We actually took two days for the project because we ran out of Har-Tru material (a miscalculation on our part). The second day was overcast and no shadows appear on those photos.

Several readers wanted to know how much the material compacted. We put an inch-and-a-half of Har-Tru which compacted down to about one inch after being wet and rolled.

We’ve started our indoor bocce season now, so stay tuned until the spring when we will know exactly how the job turned out and how well the surface drains after rainstorms.

{Please send bocce photos from different areas of the USA. The Joy of Bocce Weekly features too many photos from the East - need pics from the "left coast" and the South & Mid-America too. I'd love to post them here on "This Week's Photos."}

Check out the top dressing photos

 Bocce product of the week
NEW! I've made a deal with Robert Parrella of Paramount Industries in Medway, Massachusetts to offer high quality bocce sets to our readers at a great price.

I visited with Parella at his headquarters and carefully evaluated his products. I was impressed! In past issues we alluded to the fact that American manufacturers can make bocce balls to the same specs as the Perfetta balls and that is just what Parrella does (heck, the manufacturer, Epco, is two miles down the road and his brother Dick runs that end of the business). We can save on shipping from Italy and we don't have to deal with the extra expense involved with Customs.

The traditional four red balls, four green balls (same specs as the Perfetta including the all-important 107 mm size), yellow pallino, and heavy duty carrying bag can be yours for $100 ($19 less than the Perfetta). In addition, shipping is $10 less at $14 instead of $24 for the Italian made Perfetta balls.

Bob Parrella's pithy comment made a lot of sense to me. "Wouldn't you rather have an American bocce ball made right here by Italians instead of a ball made in Italy by Germans?"

Click the PayPal Buy Now button and your order will ship the next day.

 Non bocce product of the week
Fortify your defense against phone radiation with the Stealth Radar Shield

{Hey, bocce's great, but I'm always on the look-out for all kinds of good products for my readers}

If you own a cellular or cordless telephone, you are in the majority of Americans (almost two-thirds of our population – more than 185 million people – use them). The convenience of being able to speak with others from practically anywhere has fundamentally changed the communications industry.

Since wireless phones use microwave technology, many researchers believe that energy transmitted from cellular and cordless phones may constitute health concerns including memory loss, headaches, and even brain or inner ear cancers.

The Stealth Radar Shield was developed using advanced absorbing and stealth technology used by the United States Department of Defense. It actually absorbs radiation emitting from the earpiece of wireless phones, thus reducing radiation by 98%.

* Utilizes U.S. Department of Defense and advanced military radar-absorbing and stealth technology

* Easy to apply and does not require any power source

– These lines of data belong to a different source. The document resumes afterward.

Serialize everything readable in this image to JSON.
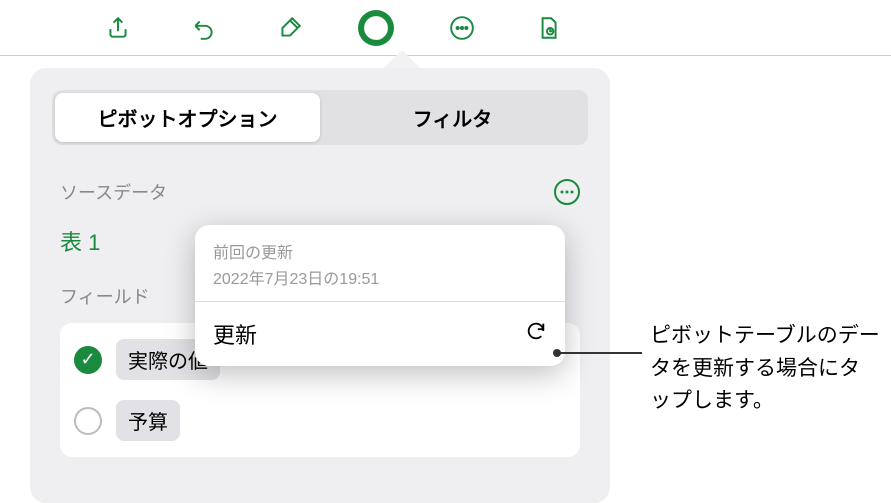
{
  "tabs": {
    "pivot": "ピボットオプション",
    "filter": "フィルタ"
  },
  "source": {
    "label": "ソースデータ",
    "table": "表 1"
  },
  "fields": {
    "label": "フィールド",
    "items": [
      {
        "name": "実際の値",
        "checked": true
      },
      {
        "name": "予算",
        "checked": false
      }
    ]
  },
  "popup": {
    "last_label": "前回の更新",
    "last_date": "2022年7月23日の19:51",
    "refresh": "更新"
  },
  "annotation": "ピボットテーブルのデータを更新する場合にタップします。"
}
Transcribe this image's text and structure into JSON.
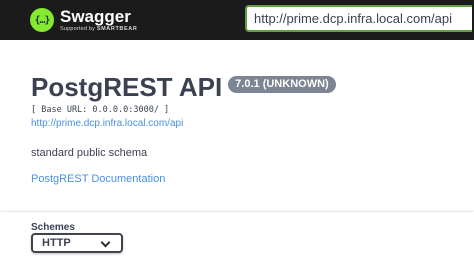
{
  "topbar": {
    "logo_glyph": "{…}",
    "logo_name": "Swagger",
    "logo_sub_prefix": "Supported by",
    "logo_sub_brand": "SMARTBEAR",
    "url_value": "http://prime.dcp.infra.local.com/api",
    "colors": {
      "background": "#1b1b1b",
      "logo": "#85ea2d",
      "input_border": "#62a03f"
    }
  },
  "info": {
    "title": "PostgREST API",
    "version": "7.0.1 (UNKNOWN)",
    "base_url": "[ Base URL: 0.0.0.0:3000/ ]",
    "spec_url": "http://prime.dcp.infra.local.com/api",
    "description": "standard public schema",
    "doc_link": "PostgREST Documentation",
    "colors": {
      "text": "#3b4151",
      "link": "#4990e2",
      "version_badge": "#7d8492"
    }
  },
  "schemes": {
    "label": "Schemes",
    "selected": "HTTP",
    "icon": "chevron-down-icon"
  }
}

* Does not interfere with phone use or performance

* Available in two convenient sizes to fit any phone

* Designed to last longer than your mobile or cordless phone

* Convenient peel and stick adhesive backing for easy application

Protect yourself and your family from potentially harmful radiation! Order your Stealth Radar Shields today!

Stealth Radar Shield (small, for most cellular phones - about the size of a dime, adheres to earpiece) $9.95

Stealth Radar Shield (large, for most cordless phones - about the size of a nickel, adheres to earpiece) $11.95

Stealth Radar Shield Introductory Pack (both small and large) $17.95

Special order - call 978-686-8679 and have credit card info handy.

Merchandise still available at

Check out the first-rate equipment we offer. The finest measuring devices for bocce (made in UK by Prohawk for lawn bowling, petanque, and bocce) - the finest bocce balls in the world (made in Italy by Perfetta) and the number one selling instructional book on bocce in America - Check them out.
 Check out the merchandise